Website and app data records:
------------------------------------

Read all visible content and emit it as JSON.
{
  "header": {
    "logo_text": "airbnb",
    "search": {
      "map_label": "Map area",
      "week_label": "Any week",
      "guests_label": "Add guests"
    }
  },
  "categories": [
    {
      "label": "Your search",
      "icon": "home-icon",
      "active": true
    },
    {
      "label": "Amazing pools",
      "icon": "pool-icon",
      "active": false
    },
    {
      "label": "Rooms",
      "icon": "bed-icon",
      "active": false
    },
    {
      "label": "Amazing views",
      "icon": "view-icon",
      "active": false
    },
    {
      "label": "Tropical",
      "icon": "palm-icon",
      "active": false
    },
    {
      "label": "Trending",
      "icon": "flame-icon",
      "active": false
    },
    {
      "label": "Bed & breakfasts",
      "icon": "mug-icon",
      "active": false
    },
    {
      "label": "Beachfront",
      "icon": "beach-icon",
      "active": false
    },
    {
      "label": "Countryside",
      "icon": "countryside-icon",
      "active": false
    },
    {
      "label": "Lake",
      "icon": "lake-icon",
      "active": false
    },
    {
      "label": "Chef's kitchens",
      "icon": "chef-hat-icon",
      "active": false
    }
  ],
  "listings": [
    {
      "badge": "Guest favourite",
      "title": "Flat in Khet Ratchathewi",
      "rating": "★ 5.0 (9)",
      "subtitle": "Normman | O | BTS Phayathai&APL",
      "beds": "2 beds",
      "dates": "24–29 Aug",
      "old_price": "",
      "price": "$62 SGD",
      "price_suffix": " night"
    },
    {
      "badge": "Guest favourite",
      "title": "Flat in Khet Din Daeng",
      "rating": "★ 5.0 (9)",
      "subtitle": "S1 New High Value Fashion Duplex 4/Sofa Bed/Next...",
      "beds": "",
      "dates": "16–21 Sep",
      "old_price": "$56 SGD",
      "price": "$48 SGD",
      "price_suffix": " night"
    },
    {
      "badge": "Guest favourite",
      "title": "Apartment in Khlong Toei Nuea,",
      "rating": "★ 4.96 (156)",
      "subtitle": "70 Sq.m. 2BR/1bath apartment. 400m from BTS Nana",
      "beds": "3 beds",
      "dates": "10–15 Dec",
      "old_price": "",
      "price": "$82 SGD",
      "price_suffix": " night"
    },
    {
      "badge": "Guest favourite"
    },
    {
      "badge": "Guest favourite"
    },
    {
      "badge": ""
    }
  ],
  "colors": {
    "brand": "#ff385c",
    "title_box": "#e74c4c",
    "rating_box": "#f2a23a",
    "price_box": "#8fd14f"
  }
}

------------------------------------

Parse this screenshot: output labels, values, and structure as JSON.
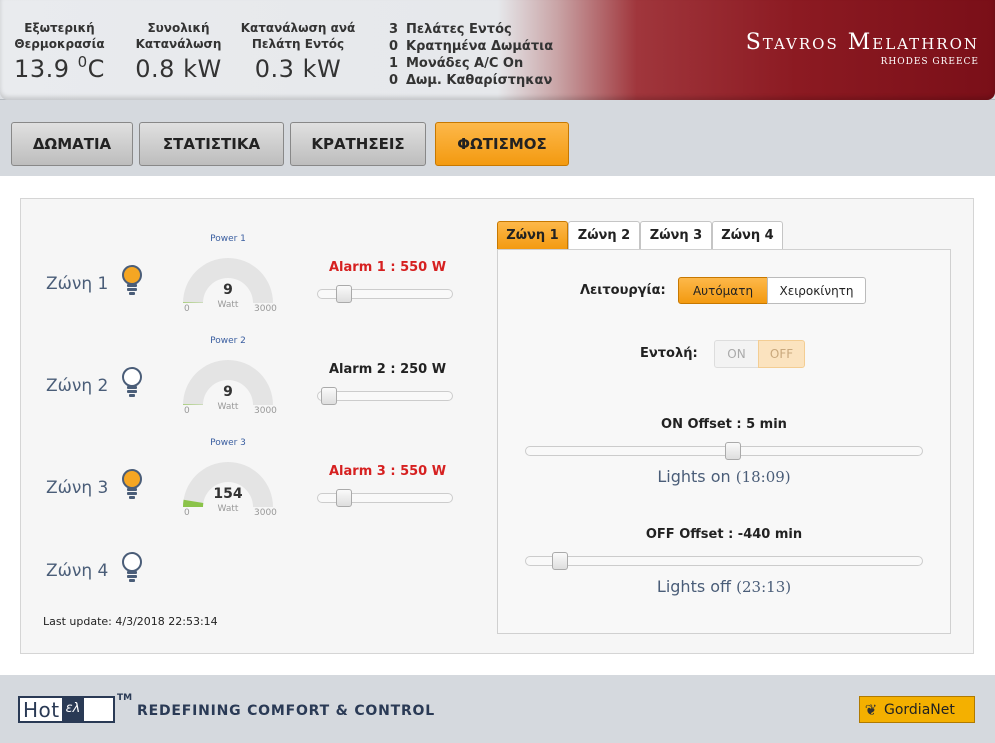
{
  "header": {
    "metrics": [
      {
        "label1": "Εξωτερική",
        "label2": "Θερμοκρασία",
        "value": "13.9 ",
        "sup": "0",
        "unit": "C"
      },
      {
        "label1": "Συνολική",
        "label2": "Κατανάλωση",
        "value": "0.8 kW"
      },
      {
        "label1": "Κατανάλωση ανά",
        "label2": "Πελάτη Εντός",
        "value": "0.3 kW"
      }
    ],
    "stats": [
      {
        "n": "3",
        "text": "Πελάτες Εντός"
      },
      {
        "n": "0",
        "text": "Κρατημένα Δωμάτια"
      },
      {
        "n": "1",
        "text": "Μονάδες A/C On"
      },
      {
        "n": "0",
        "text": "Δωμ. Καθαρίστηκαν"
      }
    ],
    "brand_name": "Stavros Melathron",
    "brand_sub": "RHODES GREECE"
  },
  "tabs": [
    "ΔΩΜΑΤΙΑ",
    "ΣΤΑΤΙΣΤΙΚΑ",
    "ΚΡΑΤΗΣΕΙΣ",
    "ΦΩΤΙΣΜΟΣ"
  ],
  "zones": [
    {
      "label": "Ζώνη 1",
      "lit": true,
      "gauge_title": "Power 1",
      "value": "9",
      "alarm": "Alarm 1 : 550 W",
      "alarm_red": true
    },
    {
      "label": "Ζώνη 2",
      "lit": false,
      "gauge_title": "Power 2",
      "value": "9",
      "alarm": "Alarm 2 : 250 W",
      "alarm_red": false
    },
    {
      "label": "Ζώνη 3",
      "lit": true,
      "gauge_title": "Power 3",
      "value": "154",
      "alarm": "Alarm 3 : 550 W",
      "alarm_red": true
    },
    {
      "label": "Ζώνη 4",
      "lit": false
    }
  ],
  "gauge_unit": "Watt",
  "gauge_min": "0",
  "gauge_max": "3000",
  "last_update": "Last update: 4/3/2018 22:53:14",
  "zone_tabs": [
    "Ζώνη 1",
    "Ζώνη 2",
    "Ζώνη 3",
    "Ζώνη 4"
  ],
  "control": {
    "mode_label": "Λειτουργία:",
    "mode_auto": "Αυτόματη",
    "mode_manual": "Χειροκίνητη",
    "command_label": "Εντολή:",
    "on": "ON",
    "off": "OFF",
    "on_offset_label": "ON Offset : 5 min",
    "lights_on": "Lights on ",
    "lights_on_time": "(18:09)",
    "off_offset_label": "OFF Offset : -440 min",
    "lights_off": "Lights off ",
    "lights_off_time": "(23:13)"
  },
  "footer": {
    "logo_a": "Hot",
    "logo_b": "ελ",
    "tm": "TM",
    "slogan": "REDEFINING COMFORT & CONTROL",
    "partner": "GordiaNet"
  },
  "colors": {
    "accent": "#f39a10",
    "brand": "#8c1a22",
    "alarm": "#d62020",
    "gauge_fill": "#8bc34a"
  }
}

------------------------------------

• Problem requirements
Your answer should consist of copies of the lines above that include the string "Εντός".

• Exercise output
        "label2": "Πελάτη Εντός",
        "text": "Πελάτες Εντός"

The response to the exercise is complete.